Dataset rows describing interfaces:
↓

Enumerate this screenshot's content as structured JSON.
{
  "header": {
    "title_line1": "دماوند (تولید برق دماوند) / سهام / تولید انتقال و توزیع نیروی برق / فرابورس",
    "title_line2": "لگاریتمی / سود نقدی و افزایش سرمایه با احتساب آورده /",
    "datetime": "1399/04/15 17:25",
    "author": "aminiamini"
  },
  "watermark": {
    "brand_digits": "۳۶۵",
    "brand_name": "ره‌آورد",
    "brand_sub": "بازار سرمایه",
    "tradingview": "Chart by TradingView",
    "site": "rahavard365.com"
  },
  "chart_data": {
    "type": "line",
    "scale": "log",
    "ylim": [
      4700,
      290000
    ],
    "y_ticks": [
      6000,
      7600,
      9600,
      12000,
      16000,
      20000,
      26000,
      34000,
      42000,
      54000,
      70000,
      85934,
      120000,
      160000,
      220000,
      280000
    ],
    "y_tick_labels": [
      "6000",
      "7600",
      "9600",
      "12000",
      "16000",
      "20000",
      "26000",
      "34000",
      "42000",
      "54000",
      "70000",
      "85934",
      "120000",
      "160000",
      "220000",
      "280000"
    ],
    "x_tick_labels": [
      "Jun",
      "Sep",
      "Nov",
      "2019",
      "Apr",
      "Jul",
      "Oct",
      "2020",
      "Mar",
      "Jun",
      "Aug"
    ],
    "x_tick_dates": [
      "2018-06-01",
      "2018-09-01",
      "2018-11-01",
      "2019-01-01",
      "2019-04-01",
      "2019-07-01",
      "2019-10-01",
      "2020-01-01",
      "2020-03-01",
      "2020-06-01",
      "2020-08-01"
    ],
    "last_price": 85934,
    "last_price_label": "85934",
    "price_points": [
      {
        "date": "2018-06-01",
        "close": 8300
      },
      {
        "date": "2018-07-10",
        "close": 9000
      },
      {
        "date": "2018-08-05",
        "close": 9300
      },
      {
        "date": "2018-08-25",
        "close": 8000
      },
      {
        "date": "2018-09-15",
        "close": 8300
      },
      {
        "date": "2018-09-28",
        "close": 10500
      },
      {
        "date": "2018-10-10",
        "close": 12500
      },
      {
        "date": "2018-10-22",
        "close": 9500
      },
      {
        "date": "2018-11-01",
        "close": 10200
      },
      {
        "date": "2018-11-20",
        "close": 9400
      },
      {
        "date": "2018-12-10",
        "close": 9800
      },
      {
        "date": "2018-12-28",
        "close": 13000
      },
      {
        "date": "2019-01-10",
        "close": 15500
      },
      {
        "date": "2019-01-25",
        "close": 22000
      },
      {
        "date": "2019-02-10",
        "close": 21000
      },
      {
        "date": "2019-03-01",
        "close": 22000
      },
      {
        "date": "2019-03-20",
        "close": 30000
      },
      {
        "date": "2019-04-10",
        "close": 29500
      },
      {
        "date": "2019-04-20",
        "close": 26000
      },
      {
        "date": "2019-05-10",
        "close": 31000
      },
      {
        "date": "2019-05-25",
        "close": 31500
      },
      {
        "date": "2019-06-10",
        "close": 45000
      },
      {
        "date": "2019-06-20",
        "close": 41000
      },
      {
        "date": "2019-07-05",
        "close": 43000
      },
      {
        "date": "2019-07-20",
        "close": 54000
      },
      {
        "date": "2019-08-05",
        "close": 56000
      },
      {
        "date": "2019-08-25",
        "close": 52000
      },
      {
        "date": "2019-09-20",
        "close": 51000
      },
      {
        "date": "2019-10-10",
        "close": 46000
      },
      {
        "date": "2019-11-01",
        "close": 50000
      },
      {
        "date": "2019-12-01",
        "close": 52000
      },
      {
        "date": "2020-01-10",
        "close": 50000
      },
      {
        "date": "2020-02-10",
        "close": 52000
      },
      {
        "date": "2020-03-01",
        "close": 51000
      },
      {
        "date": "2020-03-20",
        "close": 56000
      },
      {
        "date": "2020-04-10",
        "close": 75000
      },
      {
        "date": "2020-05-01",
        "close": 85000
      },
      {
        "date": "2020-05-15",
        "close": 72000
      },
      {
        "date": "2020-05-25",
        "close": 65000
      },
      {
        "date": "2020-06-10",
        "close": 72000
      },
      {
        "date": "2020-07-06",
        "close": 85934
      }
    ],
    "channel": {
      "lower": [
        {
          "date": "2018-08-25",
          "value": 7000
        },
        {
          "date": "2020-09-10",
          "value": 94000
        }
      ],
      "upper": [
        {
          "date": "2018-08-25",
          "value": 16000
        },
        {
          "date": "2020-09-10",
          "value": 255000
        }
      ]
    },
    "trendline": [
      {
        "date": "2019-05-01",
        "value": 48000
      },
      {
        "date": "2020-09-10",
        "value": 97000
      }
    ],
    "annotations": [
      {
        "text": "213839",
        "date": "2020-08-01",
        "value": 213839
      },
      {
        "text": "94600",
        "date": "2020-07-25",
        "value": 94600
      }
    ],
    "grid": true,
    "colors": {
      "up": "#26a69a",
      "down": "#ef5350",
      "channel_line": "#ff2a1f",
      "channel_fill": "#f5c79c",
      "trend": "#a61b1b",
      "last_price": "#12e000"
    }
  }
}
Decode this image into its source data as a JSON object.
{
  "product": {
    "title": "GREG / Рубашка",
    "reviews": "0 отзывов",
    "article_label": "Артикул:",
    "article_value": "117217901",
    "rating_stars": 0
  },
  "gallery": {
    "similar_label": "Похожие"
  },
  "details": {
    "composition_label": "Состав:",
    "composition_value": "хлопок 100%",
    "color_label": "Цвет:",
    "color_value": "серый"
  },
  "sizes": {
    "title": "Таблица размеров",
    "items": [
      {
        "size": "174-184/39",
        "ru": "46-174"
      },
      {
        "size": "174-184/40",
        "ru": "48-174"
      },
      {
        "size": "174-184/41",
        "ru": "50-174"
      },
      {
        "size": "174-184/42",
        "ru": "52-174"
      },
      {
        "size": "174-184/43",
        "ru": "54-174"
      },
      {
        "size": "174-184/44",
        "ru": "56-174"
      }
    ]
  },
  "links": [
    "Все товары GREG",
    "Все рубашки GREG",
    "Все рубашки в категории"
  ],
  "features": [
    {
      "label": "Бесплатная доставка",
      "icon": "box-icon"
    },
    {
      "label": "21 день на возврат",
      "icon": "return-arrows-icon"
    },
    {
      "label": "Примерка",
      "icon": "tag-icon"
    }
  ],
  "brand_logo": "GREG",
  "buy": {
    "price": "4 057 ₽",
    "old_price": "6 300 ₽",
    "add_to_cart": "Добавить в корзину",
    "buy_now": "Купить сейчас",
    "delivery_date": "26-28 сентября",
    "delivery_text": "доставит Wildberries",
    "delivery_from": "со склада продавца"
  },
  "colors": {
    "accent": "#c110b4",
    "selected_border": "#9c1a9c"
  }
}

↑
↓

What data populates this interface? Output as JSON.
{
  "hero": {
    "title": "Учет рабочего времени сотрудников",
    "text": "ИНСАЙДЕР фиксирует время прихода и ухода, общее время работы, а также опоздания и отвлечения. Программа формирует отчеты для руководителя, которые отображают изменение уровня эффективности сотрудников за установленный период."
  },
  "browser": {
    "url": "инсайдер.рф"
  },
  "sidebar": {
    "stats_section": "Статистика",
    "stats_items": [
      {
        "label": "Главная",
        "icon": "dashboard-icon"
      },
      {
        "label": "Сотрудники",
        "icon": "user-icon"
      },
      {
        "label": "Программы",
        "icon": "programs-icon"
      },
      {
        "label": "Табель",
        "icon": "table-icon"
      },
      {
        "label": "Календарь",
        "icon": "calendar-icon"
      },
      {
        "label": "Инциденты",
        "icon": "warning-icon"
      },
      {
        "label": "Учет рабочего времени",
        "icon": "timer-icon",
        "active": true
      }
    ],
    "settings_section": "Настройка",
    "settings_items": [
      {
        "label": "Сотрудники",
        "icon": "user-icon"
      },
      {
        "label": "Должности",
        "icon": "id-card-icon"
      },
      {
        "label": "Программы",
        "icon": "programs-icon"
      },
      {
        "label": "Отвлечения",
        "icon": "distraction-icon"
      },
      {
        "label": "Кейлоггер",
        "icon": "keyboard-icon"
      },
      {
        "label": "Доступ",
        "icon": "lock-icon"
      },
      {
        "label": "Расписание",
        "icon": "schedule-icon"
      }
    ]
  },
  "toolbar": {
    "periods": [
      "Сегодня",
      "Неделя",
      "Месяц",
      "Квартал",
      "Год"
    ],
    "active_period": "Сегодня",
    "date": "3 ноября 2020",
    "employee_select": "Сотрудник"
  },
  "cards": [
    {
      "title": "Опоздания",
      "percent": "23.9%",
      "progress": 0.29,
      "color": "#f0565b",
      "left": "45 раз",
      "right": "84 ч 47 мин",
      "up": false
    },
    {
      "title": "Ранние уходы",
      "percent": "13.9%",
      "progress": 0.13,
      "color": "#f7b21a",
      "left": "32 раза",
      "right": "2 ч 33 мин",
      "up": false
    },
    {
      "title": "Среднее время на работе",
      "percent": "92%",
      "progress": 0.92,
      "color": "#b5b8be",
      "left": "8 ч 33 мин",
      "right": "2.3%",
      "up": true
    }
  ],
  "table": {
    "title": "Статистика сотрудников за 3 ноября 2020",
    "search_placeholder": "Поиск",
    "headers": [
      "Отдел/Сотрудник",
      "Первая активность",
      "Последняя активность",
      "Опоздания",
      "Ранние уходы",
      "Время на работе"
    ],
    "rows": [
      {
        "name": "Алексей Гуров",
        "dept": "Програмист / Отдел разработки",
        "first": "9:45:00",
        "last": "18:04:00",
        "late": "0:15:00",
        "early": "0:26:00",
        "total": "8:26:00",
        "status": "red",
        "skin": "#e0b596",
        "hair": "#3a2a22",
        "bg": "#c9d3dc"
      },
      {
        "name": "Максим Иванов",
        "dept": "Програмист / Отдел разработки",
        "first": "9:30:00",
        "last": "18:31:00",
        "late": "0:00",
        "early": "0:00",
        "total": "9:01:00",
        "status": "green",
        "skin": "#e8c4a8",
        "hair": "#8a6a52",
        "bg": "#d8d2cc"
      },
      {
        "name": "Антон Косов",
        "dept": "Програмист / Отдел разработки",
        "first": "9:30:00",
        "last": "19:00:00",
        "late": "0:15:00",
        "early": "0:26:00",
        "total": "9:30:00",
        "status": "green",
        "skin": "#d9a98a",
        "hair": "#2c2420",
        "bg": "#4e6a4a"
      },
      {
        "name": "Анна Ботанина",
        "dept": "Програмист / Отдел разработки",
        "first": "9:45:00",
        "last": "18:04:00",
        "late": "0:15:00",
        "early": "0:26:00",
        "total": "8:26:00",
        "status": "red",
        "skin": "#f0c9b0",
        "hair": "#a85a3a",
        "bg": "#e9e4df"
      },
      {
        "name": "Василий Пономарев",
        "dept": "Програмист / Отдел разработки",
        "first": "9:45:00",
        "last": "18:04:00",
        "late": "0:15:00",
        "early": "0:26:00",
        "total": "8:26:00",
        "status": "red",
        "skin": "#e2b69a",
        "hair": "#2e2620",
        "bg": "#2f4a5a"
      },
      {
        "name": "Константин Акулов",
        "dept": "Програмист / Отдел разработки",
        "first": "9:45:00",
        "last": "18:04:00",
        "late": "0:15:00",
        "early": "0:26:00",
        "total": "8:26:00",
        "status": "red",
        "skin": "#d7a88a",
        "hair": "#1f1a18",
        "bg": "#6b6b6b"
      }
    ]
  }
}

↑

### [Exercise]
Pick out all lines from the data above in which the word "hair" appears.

### [Result of this task]
        "hair": "#3a2a22",
        "hair": "#8a6a52",
        "hair": "#2c2420",
        "hair": "#a85a3a",
        "hair": "#2e2620",
        "hair": "#1f1a18",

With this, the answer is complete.